Published: Dec. 17, 2019

Research by Leeds’ Associate Professor of Finance Nathalie Moyen and colleagues from Emory University and McGill University sheds new light on an important theory of investment known as Tobin’s q.

The q theory predicts that corporations should grow their capital investments in lockstep with their market valuations. The theory was developed by economist James Tobin, who won the Nobel prize in economics in 1981 for this insight.

Although the theory became significantly used in finance, economics and other related fields over the past decades, empirical researchers had a hard time finding much support for the theory in data—until now.

Enter Moyen’s team; their research demonstrates that Tobin’s q theory is now an empirical success. This can be clearly seen in Figure 1 of their paper, “Why Did the q Theory of Investment Start Working?” published in the Journal of Financial Economics in August 2019. The time series for investments and valuations are much more correlated than they used to be.

Associate Professor of Finance Nathalie Moyen graph on Tobin's Q theory results

Tobin’s q theory at work with new data sets; note how the relation between aggregate investments and valuations has become remarkably tight in recent years.

Moyen and her colleagues found that Tobin’s q is best applied to new economy firms with “high volatilities in equity valuations, high levels of R&D investment, and low levels of tangibility.” Their research points to several implications that are important for predicting corporate investment behavior. One in particular, is the notion that Tobin’s q is much better suited for measuring corporate investment opportunities than previously thought.

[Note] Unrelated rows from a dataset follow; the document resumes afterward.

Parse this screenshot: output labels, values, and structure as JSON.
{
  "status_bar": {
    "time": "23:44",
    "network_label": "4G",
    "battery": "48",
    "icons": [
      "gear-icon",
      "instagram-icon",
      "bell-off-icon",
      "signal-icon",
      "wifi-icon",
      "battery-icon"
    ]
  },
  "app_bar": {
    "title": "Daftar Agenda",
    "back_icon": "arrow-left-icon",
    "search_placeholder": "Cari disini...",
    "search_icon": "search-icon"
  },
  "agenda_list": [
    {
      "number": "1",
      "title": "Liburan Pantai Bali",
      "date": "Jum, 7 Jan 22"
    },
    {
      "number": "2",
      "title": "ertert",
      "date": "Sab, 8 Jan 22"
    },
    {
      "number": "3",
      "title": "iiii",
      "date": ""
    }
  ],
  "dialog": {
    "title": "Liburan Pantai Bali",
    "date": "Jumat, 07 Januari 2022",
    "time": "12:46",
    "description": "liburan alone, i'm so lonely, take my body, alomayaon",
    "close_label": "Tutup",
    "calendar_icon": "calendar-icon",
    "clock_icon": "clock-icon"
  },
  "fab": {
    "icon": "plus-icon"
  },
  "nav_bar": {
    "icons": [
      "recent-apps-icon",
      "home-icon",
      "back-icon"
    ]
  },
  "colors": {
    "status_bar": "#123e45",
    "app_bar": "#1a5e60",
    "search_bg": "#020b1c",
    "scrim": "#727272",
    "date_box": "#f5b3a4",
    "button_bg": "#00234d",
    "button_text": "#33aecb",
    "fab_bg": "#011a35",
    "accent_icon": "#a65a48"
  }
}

As this research gains well-deserved momentum in the finance world, at last Tobin’s theory is getting the empirical validation it has long deserved.